[Entries from a dataset of interfaces]
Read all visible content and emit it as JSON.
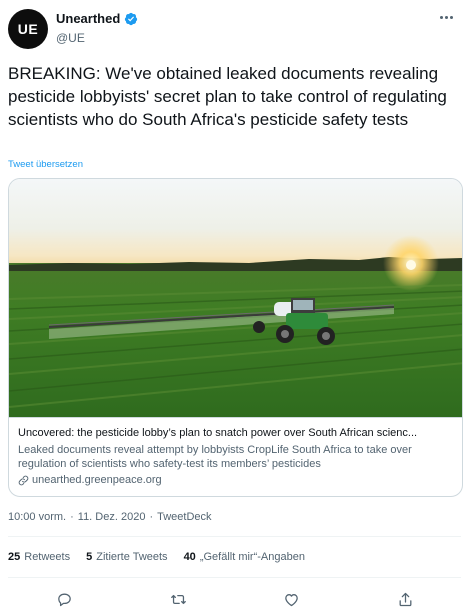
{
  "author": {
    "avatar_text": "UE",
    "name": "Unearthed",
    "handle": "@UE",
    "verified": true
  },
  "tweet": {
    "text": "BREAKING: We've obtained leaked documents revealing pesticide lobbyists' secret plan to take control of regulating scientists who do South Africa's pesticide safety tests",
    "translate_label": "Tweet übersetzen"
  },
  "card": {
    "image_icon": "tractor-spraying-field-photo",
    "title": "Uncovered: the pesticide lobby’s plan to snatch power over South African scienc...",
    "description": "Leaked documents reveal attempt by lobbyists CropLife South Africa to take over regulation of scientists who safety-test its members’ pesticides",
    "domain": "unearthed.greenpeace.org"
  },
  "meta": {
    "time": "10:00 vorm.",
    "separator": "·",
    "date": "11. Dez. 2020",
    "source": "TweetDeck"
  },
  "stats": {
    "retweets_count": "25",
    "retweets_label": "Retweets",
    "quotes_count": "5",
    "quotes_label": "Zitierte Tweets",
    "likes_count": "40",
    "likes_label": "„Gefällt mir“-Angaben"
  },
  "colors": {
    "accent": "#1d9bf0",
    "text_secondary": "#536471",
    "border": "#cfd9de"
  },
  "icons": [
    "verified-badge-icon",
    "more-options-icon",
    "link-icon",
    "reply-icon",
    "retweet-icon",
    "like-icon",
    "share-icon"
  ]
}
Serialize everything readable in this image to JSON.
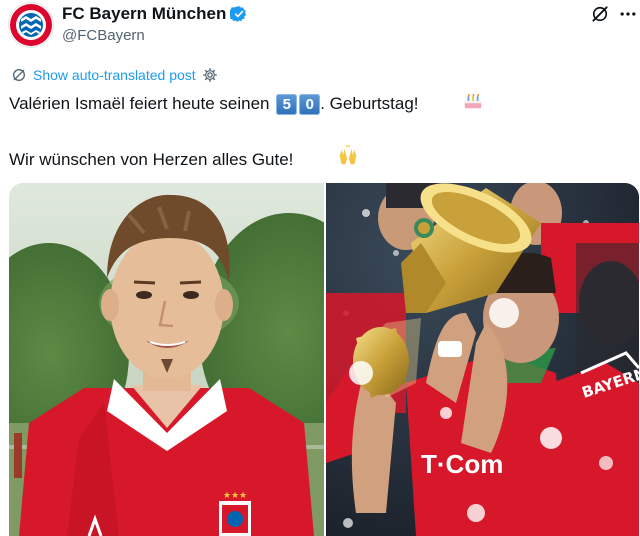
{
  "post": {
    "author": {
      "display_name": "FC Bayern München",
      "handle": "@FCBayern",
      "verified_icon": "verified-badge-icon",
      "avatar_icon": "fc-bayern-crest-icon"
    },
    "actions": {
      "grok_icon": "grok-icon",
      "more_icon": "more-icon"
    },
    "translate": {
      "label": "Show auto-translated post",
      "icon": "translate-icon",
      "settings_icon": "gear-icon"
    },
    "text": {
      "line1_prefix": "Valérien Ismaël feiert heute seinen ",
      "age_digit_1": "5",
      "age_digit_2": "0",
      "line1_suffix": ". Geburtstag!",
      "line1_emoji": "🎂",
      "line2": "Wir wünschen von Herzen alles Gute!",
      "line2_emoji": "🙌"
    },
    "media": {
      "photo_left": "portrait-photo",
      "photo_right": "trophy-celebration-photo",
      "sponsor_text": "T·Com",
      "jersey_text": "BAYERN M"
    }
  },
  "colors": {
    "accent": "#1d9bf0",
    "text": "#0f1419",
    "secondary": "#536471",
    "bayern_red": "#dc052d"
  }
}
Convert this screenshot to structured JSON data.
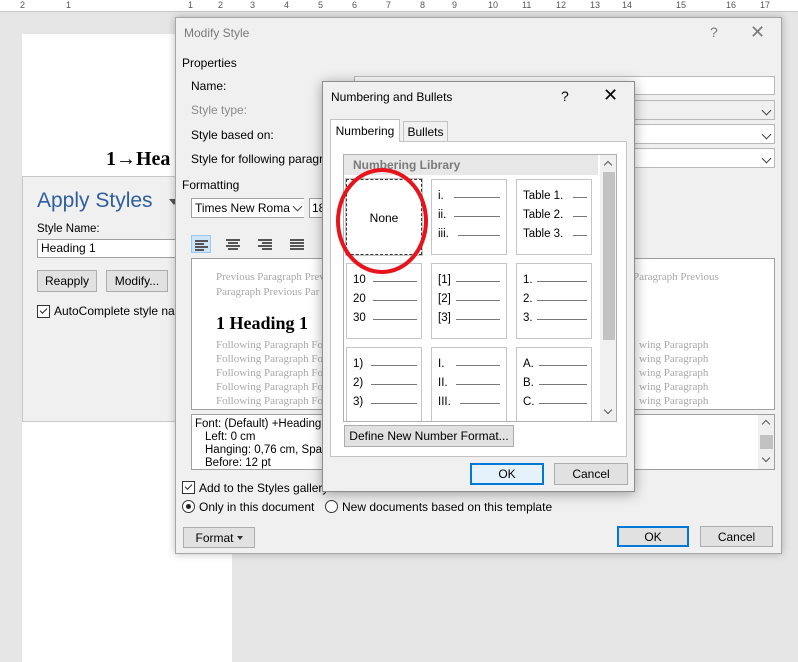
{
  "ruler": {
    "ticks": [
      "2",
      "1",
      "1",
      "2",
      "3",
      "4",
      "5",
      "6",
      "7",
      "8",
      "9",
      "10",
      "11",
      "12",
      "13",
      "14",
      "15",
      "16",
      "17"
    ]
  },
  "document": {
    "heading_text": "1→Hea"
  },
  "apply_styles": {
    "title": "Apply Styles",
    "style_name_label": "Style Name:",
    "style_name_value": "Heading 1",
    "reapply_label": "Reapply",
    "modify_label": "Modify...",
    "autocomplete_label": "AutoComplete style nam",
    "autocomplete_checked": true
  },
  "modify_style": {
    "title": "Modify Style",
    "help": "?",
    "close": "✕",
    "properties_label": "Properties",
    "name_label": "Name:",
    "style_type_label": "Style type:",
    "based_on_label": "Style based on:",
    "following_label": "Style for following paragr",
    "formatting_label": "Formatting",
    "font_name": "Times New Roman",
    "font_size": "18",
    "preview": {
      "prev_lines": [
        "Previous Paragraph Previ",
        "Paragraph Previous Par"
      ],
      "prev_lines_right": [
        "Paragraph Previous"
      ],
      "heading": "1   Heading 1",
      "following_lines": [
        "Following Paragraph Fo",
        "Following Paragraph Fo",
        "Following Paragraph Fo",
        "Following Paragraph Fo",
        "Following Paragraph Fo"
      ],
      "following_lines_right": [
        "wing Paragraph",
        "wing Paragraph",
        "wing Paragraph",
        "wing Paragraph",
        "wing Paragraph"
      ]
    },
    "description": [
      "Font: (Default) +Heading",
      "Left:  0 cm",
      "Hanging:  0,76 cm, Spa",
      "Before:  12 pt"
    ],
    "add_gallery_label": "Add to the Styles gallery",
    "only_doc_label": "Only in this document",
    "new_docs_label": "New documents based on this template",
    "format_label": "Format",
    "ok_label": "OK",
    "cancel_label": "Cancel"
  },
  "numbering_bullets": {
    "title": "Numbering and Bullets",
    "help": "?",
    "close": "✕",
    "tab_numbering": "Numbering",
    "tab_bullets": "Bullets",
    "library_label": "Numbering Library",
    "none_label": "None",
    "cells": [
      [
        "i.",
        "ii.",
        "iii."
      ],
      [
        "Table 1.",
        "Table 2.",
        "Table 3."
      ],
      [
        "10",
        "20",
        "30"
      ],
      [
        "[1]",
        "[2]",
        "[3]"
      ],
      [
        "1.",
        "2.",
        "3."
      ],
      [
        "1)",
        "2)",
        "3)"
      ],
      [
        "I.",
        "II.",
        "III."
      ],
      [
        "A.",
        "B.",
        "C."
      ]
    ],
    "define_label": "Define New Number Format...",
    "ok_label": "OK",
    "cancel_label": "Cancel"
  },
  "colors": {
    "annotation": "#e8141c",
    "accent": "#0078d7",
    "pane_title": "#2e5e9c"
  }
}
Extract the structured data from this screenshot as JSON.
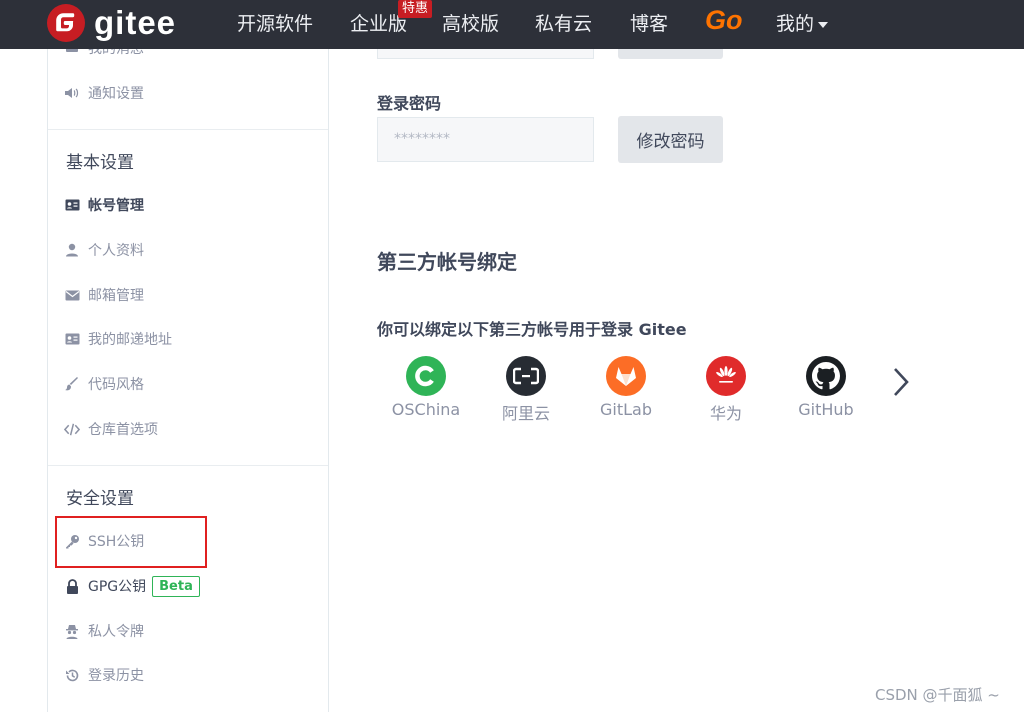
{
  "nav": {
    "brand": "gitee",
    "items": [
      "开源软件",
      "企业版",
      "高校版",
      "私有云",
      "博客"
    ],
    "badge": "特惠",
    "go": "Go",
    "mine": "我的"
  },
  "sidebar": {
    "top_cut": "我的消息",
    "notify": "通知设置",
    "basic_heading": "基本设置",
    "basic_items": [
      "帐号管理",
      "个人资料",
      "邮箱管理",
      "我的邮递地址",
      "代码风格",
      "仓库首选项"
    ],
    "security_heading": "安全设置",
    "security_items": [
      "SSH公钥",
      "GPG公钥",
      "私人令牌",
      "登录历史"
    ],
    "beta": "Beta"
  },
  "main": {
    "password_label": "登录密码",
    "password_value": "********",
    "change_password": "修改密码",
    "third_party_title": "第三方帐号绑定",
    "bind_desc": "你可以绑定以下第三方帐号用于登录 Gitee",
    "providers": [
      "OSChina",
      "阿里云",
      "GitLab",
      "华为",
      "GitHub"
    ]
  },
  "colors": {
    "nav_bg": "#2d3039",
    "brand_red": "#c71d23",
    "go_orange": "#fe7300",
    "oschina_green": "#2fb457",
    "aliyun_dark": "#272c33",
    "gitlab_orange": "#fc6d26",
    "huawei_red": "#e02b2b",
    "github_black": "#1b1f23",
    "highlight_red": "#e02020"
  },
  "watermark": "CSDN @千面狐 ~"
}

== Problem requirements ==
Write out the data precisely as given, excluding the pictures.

== Result of this task ==
Read all visible content and emit it as JSON.
{
  "author": {
    "avatar_text": "UE",
    "name": "Unearthed",
    "handle": "@UE",
    "verified": true
  },
  "tweet": {
    "text": "BREAKING: We've obtained leaked documents revealing pesticide lobbyists' secret plan to take control of regulating scientists who do South Africa's pesticide safety tests",
    "translate_label": "Tweet übersetzen"
  },
  "card": {
    "image_icon": "tractor-spraying-field-photo",
    "title": "Uncovered: the pesticide lobby’s plan to snatch power over South African scienc...",
    "description": "Leaked documents reveal attempt by lobbyists CropLife South Africa to take over regulation of scientists who safety-test its members’ pesticides",
    "domain": "unearthed.greenpeace.org"
  },
  "meta": {
    "time": "10:00 vorm.",
    "separator": "·",
    "date": "11. Dez. 2020",
    "source": "TweetDeck"
  },
  "stats": {
    "retweets_count": "25",
    "retweets_label": "Retweets",
    "quotes_count": "5",
    "quotes_label": "Zitierte Tweets",
    "likes_count": "40",
    "likes_label": "„Gefällt mir“-Angaben"
  },
  "colors": {
    "accent": "#1d9bf0",
    "text_secondary": "#536471",
    "border": "#cfd9de"
  },
  "icons": [
    "verified-badge-icon",
    "more-options-icon",
    "link-icon",
    "reply-icon",
    "retweet-icon",
    "like-icon",
    "share-icon"
  ]
}
Serialize everything readable in this image to JSON.
{
  "post": {
    "author": {
      "display_name": "FC Bayern München",
      "handle": "@FCBayern",
      "verified_icon": "verified-badge-icon",
      "avatar_icon": "fc-bayern-crest-icon"
    },
    "actions": {
      "grok_icon": "grok-icon",
      "more_icon": "more-icon"
    },
    "translate": {
      "label": "Show auto-translated post",
      "icon": "translate-icon",
      "settings_icon": "gear-icon"
    },
    "text": {
      "line1_prefix": "Valérien Ismaël feiert heute seinen ",
      "age_digit_1": "5",
      "age_digit_2": "0",
      "line1_suffix": ". Geburtstag!",
      "line1_emoji": "🎂",
      "line2": "Wir wünschen von Herzen alles Gute!",
      "line2_emoji": "🙌"
    },
    "media": {
      "photo_left": "portrait-photo",
      "photo_right": "trophy-celebration-photo",
      "sponsor_text": "T·Com",
      "jersey_text": "BAYERN M"
    }
  },
  "colors": {
    "accent": "#1d9bf0",
    "text": "#0f1419",
    "secondary": "#536471",
    "bayern_red": "#dc052d"
  }
}
Convert this screenshot to structured JSON data.
{
  "ruler": {
    "ticks": [
      "2",
      "1",
      "1",
      "2",
      "3",
      "4",
      "5",
      "6",
      "7",
      "8",
      "9",
      "10",
      "11",
      "12",
      "13",
      "14",
      "15",
      "16",
      "17"
    ]
  },
  "document": {
    "heading_text": "1→Hea"
  },
  "apply_styles": {
    "title": "Apply Styles",
    "style_name_label": "Style Name:",
    "style_name_value": "Heading 1",
    "reapply_label": "Reapply",
    "modify_label": "Modify...",
    "autocomplete_label": "AutoComplete style nam",
    "autocomplete_checked": true
  },
  "modify_style": {
    "title": "Modify Style",
    "help": "?",
    "close": "✕",
    "properties_label": "Properties",
    "name_label": "Name:",
    "style_type_label": "Style type:",
    "based_on_label": "Style based on:",
    "following_label": "Style for following paragr",
    "formatting_label": "Formatting",
    "font_name": "Times New Roman",
    "font_size": "18",
    "preview": {
      "prev_lines": [
        "Previous Paragraph Previ",
        "Paragraph Previous Par"
      ],
      "prev_lines_right": [
        "Paragraph Previous"
      ],
      "heading": "1   Heading 1",
      "following_lines": [
        "Following Paragraph Fo",
        "Following Paragraph Fo",
        "Following Paragraph Fo",
        "Following Paragraph Fo",
        "Following Paragraph Fo"
      ],
      "following_lines_right": [
        "wing Paragraph",
        "wing Paragraph",
        "wing Paragraph",
        "wing Paragraph",
        "wing Paragraph"
      ]
    },
    "description": [
      "Font: (Default) +Heading",
      "Left:  0 cm",
      "Hanging:  0,76 cm, Spa",
      "Before:  12 pt"
    ],
    "add_gallery_label": "Add to the Styles gallery",
    "only_doc_label": "Only in this document",
    "new_docs_label": "New documents based on this template",
    "format_label": "Format",
    "ok_label": "OK",
    "cancel_label": "Cancel"
  },
  "numbering_bullets": {
    "title": "Numbering and Bullets",
    "help": "?",
    "close": "✕",
    "tab_numbering": "Numbering",
    "tab_bullets": "Bullets",
    "library_label": "Numbering Library",
    "none_label": "None",
    "cells": [
      [
        "i.",
        "ii.",
        "iii."
      ],
      [
        "Table 1.",
        "Table 2.",
        "Table 3."
      ],
      [
        "10",
        "20",
        "30"
      ],
      [
        "[1]",
        "[2]",
        "[3]"
      ],
      [
        "1.",
        "2.",
        "3."
      ],
      [
        "1)",
        "2)",
        "3)"
      ],
      [
        "I.",
        "II.",
        "III."
      ],
      [
        "A.",
        "B.",
        "C."
      ]
    ],
    "define_label": "Define New Number Format...",
    "ok_label": "OK",
    "cancel_label": "Cancel"
  },
  "colors": {
    "annotation": "#e8141c",
    "accent": "#0078d7",
    "pane_title": "#2e5e9c"
  }
}
Extract the structured data from this screenshot as JSON.
{
  "nav": {
    "brand": "gitee",
    "items": [
      "开源软件",
      "企业版",
      "高校版",
      "私有云",
      "博客"
    ],
    "badge": "特惠",
    "go": "Go",
    "mine": "我的"
  },
  "sidebar": {
    "top_cut": "我的消息",
    "notify": "通知设置",
    "basic_heading": "基本设置",
    "basic_items": [
      "帐号管理",
      "个人资料",
      "邮箱管理",
      "我的邮递地址",
      "代码风格",
      "仓库首选项"
    ],
    "security_heading": "安全设置",
    "security_items": [
      "SSH公钥",
      "GPG公钥",
      "私人令牌",
      "登录历史"
    ],
    "beta": "Beta"
  },
  "main": {
    "password_label": "登录密码",
    "password_value": "********",
    "change_password": "修改密码",
    "third_party_title": "第三方帐号绑定",
    "bind_desc": "你可以绑定以下第三方帐号用于登录 Gitee",
    "providers": [
      "OSChina",
      "阿里云",
      "GitLab",
      "华为",
      "GitHub"
    ]
  },
  "colors": {
    "nav_bg": "#2d3039",
    "brand_red": "#c71d23",
    "go_orange": "#fe7300",
    "oschina_green": "#2fb457",
    "aliyun_dark": "#272c33",
    "gitlab_orange": "#fc6d26",
    "huawei_red": "#e02b2b",
    "github_black": "#1b1f23",
    "highlight_red": "#e02020"
  },
  "watermark": "CSDN @千面狐 ~"
}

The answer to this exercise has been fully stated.